  1. European Monitoring Centre for Drugs and Drug Addiction [Internet]. European Union. Lisbon. Portugal. Europe. Barbiturates drug profile
  2. National Institute of Drug Abuse. National Institute of Health [internet]. U.K. Drug Testing
  3. MedlinePlus Medical Encyclopedia: US National Library of Medicine; Drug Testing
  4. Wilson D ,Manual of Laboratory and Diagnostic Tests, 2008. The Mc Graw Hills companies Inc., Pp: 560.
  5. National Heart, Lung, and Blood Institute [Internet]. Bethesda (MD): U.S. Department of Health and Human Services; Blood Tests

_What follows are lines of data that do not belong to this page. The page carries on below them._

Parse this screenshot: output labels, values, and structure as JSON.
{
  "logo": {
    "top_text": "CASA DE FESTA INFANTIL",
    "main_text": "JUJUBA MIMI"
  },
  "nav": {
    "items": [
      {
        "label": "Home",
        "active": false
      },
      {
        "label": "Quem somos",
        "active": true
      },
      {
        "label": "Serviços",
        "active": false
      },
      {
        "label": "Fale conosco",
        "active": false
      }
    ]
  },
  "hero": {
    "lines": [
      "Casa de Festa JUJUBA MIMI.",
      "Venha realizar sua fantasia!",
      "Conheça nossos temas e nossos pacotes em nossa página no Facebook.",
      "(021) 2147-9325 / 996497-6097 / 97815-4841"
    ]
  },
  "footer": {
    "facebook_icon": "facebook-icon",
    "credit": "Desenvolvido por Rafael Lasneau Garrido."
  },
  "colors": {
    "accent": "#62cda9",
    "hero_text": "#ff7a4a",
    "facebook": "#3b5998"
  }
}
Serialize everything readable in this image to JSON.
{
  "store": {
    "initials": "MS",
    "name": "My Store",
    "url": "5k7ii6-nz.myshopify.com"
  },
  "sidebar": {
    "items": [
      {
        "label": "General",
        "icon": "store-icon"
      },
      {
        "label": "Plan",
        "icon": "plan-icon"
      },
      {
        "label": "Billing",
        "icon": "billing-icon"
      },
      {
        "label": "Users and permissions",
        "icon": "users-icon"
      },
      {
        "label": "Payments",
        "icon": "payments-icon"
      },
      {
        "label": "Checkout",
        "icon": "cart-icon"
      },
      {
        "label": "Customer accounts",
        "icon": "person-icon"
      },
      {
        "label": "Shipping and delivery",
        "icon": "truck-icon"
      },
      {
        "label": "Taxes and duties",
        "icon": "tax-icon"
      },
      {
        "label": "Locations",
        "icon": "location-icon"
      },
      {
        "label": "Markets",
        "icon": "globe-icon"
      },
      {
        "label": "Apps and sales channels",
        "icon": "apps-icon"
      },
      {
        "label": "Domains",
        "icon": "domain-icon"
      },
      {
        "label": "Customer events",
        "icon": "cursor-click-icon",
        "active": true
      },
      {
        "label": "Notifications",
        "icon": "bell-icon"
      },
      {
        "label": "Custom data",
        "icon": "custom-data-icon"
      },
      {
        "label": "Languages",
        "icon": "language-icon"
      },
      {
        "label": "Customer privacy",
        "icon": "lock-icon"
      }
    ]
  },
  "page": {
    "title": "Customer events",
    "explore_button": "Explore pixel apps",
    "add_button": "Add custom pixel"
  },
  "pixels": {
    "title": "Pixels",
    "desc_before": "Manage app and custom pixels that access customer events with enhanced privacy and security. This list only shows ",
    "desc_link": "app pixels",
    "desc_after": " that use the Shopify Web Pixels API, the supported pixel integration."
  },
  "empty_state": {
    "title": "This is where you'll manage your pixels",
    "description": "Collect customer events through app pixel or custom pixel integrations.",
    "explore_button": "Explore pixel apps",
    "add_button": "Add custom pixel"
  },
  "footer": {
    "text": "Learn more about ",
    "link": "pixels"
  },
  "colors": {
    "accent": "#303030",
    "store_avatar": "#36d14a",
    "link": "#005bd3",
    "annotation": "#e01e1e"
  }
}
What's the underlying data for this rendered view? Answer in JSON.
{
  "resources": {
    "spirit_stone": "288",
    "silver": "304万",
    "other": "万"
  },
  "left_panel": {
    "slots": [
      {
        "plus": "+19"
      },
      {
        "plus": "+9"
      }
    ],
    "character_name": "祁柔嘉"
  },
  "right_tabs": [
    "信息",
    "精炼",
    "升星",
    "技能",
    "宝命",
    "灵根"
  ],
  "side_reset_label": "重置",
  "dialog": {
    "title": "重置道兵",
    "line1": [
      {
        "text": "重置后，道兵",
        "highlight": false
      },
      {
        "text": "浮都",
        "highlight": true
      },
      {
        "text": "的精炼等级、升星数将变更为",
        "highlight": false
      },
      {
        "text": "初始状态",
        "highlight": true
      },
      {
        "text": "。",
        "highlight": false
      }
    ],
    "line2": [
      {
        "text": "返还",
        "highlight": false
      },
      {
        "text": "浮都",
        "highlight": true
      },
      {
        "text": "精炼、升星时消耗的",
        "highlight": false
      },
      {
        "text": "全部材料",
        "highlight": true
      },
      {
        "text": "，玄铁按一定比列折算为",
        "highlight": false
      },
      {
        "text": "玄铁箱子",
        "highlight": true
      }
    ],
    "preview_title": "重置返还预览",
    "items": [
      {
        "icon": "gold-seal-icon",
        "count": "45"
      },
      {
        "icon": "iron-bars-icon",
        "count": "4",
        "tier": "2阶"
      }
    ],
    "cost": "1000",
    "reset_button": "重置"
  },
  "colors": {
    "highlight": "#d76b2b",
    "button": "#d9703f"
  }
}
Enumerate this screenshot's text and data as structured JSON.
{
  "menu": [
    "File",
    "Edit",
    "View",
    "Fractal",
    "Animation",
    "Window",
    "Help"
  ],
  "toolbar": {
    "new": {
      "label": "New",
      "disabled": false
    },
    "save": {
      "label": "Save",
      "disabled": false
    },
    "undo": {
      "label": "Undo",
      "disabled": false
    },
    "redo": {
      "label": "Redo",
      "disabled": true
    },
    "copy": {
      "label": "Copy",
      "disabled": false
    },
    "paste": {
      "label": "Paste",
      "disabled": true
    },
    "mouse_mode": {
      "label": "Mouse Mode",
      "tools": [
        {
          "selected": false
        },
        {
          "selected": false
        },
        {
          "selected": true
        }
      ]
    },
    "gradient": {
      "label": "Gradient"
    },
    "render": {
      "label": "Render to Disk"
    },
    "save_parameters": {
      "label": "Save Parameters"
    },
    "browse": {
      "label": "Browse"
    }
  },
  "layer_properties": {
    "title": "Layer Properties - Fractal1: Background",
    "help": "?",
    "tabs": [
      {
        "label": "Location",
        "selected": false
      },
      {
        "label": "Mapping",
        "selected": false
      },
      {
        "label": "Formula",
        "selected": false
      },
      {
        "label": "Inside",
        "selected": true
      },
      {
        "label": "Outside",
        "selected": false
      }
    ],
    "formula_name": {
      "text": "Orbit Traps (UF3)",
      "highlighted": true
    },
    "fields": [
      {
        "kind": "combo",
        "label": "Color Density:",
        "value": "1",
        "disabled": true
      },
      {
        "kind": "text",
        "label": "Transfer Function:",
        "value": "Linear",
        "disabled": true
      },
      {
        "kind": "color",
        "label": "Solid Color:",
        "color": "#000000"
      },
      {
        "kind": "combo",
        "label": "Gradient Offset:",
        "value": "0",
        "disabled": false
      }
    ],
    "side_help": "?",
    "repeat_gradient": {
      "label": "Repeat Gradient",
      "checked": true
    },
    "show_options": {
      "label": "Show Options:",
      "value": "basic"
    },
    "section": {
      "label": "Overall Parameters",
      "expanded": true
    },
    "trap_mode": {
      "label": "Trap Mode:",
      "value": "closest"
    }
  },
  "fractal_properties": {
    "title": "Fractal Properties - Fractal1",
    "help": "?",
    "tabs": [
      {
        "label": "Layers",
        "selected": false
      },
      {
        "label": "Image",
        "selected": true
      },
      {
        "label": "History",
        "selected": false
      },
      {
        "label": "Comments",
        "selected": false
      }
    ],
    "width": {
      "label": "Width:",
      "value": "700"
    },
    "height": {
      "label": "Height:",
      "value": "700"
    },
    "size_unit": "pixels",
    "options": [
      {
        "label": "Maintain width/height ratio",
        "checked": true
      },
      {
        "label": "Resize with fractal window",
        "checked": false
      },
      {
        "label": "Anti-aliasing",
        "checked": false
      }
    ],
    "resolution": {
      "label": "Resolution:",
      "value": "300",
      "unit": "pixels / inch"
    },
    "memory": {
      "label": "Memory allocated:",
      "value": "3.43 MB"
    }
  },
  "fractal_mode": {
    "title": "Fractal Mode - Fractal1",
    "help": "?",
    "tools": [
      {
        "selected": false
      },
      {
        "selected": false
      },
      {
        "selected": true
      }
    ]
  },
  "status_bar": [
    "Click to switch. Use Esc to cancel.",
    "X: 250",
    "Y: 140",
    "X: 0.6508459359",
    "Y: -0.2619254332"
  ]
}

  6. Winterhack, Flanagan. Marshfield Labs: Marshfield Clinic [internet]. Wisconsin. U.S.A., Current Cutoff Levels for Toxicology Tests